The debt that killed the UK economy

Back in April, Dr Oliver Marc Hartwich from the Centre for Independent Studies wrote an article in Fairfax on the worrying parallels between the UK and Australian economies and housing markets. The current mood in Australia triggers eerie memories for me. I feel as if I have experienced this scenario before – not in Australia


Stevens raises his fists

Governor of the Reserve Bank, Glenn Stevens, delivered a fascinating speech this afternoon. One would almost have to describe it as combative. He dismisses weakness in the services economy, wholeheartedly defends the mining boom as pretty much bailing us out (which I agree with)  and more or less tells you to get over any concern you


Trading Day: jitters continue

The S&P/ASX 200 opened slightly down, reacting strangely to overnight markets which were all up 1 to 1.5%, and at mid-afternoon has lost just over 24 points or 0.5% to 4561 probably in response to Glenn Stevens inflation rhetoric about future rate rises. Asian markets are mixed, with the Nikkei down 0.13%, the Hang Seng


Melbourne builds on

ABS March quarter dwelling commencements are out and show an onging decline in housing commencements, which is still a give back following last year’s FHOG. For apartments, however, there’s a big seasonally adjusted jump:         MARCH KEY POINTS           DWELLING UNITS COMMENCED The trend estimate for the total number of dwelling units commenced fell 1.9% in


Marginal bet

An intriguing comparison between economic growth potential and valuation of stocks comes from Deutsche Bank this morning. When looking to invest globally, it is a good idea to track economic growth potential, right? And that means looking hard at emerging markets, doesn’t it? Well, not necessarily. The overall growth of the economy does not necessarily


Dour mood sweeps consumers

The Westpac/Melbourne Institute Consumer Confidence Survey is out and makes dour reading. Sentiment fell by 2.6% in June from 103.9 in May to 101.2 in June. The commentary is equally gloomy: This is a soft result. It is the lowest print for the Index since June 2009 (100.1). At that time households were relieved that Australia appeared


FHOG bust redux

Back in mid 2010 when I wrote for Business Spectator, I compiled a column on the turning point in Australian housing and the likely shape of the coming bust: This column concludes that the RBA has busted the first home-buyer bailout bubble, as it should. Now, we will see just how strong supply and demand


Investing in a sideways market
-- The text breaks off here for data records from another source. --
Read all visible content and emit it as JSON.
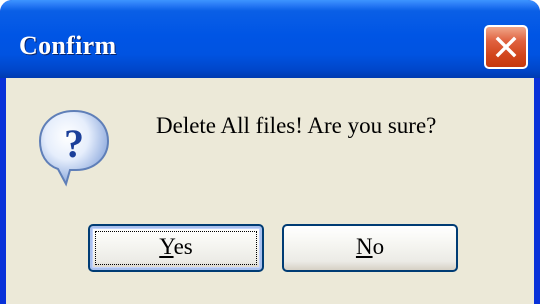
{
  "window": {
    "title": "Confirm"
  },
  "message": {
    "text": "Delete All files! Are you sure?",
    "icon": "question-icon"
  },
  "buttons": {
    "yes": {
      "accel": "Y",
      "rest": "es"
    },
    "no": {
      "accel": "N",
      "rest": "o"
    }
  },
  "icons": {
    "close": "close-icon",
    "question": "question-icon"
  },
  "colors": {
    "titlebar": "#0055e5",
    "close_button": "#d2461d",
    "client_background": "#ece9d8",
    "button_border": "#003c74"
  }
}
There is always media chatter about what markets are going to do in the short to medium term.  It’s most intense at the end of each year, as the financial pundits stare into their crystal balls and attempt to divine the direction of the All Ords, FTSE, Nasdaq, S&P 500, Nikkei and every other major


Gassy mines (and reports)

When we talk about methane emissions, we tend to think about farting (or burping, more accurately) cows. But another strong contributor to methane emissions (yes, odourless and colourless like CO2) are fugitive emissions from extraction of fossil fuels, particularly coal mines. Every tonne of methane released is the equivalent of 21 tonnes of CO2 released,


Queensland whacks home buyers

3 Months ago the Queensland Treasurer Andrew Fraser had this to say about stamp duty on residential dwellings. One of Queensland’s most despised taxes could be axed to save homebuyers tens of thousands of dollars. Homebuyers have paid more than $12 billion in stamp duty since 2006 but the State Government yesterday said it should be dumped.